From the entries that follow, list every line in which the string "Utilities" appears.

"""

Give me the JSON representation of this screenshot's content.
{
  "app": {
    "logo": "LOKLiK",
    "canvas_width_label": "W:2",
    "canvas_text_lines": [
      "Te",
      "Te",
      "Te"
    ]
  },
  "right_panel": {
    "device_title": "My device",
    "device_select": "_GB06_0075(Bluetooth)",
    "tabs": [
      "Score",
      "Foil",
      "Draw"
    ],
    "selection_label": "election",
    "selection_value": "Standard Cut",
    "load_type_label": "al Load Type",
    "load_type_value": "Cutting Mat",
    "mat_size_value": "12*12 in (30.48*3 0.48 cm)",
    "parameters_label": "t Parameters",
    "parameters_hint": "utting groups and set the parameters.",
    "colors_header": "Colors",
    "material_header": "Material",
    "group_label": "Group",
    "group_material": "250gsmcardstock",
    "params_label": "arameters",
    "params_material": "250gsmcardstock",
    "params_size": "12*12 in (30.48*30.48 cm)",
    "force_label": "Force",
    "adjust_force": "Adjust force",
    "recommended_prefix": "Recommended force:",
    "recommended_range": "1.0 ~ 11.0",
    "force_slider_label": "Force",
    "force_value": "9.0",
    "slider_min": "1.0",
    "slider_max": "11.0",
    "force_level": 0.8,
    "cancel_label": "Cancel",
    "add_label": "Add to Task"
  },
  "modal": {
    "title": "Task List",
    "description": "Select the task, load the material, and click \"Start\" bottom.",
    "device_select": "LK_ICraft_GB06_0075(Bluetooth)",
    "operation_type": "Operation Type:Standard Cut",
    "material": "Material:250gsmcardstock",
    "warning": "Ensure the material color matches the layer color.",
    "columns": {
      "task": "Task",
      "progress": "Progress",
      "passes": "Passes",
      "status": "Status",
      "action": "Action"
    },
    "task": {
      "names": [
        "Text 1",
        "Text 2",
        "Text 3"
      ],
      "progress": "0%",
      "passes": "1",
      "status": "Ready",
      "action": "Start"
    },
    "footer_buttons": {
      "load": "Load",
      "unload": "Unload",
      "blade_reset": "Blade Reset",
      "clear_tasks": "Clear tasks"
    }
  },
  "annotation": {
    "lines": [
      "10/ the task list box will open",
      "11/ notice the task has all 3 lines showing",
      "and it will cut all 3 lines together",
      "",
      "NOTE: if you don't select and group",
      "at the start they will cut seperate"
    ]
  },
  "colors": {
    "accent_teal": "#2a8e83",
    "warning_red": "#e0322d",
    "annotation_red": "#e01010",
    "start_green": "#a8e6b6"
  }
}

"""
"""

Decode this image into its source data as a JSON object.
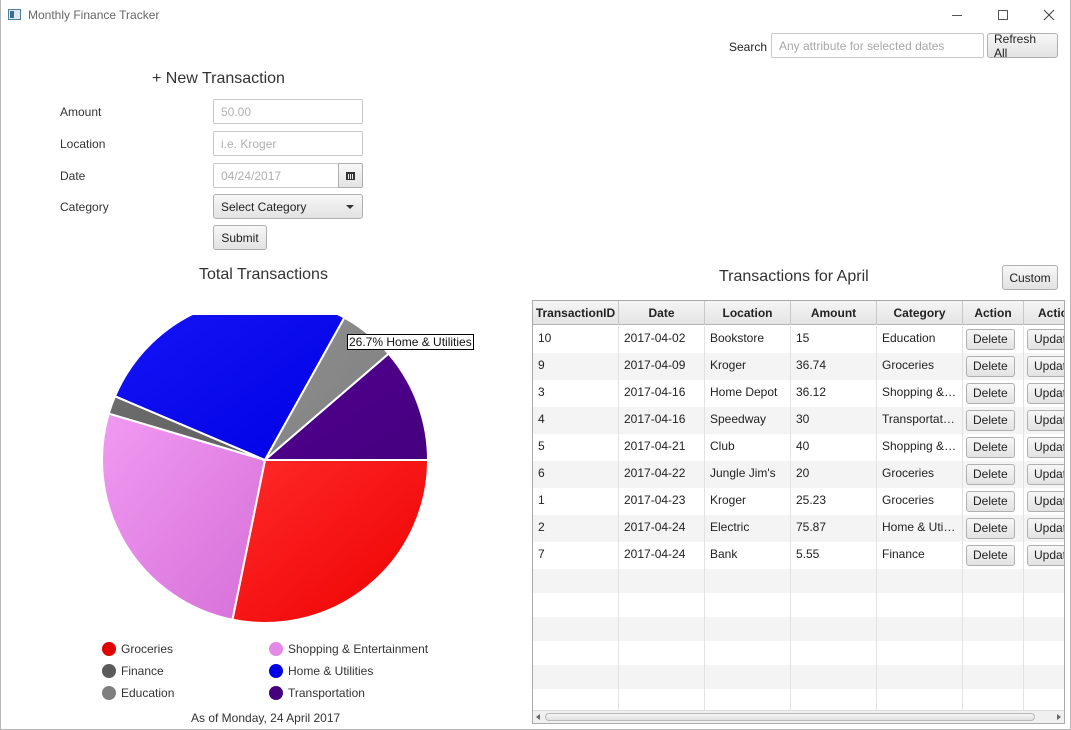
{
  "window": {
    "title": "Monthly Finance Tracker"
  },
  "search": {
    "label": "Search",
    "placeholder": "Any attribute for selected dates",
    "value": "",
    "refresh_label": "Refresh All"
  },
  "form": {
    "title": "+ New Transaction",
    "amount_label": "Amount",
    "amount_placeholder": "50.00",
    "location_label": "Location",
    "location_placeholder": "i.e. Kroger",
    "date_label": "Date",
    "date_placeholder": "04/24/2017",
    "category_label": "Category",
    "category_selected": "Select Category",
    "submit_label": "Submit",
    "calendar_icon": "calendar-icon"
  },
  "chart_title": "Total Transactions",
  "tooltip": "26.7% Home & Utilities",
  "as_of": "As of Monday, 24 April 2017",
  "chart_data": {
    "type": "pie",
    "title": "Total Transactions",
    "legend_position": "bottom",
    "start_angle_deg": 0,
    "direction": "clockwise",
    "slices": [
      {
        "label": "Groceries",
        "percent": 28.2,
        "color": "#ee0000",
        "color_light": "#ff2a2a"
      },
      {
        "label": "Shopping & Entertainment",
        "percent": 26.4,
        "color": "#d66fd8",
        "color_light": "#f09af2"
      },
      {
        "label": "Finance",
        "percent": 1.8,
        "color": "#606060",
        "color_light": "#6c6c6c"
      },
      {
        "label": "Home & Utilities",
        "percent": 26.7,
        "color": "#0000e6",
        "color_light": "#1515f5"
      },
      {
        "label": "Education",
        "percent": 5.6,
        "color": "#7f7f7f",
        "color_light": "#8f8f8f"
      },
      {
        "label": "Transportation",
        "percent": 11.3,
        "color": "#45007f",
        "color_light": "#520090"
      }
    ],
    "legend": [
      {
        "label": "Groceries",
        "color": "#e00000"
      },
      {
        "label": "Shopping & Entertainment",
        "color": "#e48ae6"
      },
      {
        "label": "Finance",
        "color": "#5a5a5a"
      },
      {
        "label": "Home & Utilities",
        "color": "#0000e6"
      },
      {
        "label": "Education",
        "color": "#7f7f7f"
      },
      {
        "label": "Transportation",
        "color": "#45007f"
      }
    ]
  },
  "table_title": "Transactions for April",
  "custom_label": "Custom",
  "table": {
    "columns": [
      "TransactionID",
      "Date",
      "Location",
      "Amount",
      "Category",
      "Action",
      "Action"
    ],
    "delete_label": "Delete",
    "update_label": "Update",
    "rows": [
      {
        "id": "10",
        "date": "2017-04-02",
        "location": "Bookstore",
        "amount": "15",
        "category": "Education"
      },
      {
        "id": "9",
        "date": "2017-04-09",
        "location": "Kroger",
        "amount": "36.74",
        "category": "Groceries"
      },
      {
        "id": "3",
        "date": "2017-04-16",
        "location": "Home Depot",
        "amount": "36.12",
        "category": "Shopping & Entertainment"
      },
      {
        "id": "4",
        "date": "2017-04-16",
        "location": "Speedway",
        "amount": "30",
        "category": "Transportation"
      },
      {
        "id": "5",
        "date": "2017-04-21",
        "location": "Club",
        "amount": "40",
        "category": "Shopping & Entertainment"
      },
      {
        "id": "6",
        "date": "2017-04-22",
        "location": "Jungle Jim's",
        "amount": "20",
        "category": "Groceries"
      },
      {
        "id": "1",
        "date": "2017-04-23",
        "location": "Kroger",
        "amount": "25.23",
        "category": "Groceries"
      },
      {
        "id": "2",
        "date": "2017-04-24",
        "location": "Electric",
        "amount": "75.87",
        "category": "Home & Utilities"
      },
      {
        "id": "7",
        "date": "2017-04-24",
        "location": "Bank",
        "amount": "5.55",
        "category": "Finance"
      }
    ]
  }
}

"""

> **RESULT FOR THIS TASK**
  "tooltip": "26.7% Home & Utilities",
        "label": "Home & Utilities",
        "label": "Home & Utilities",
        "category": "Home & Utilities"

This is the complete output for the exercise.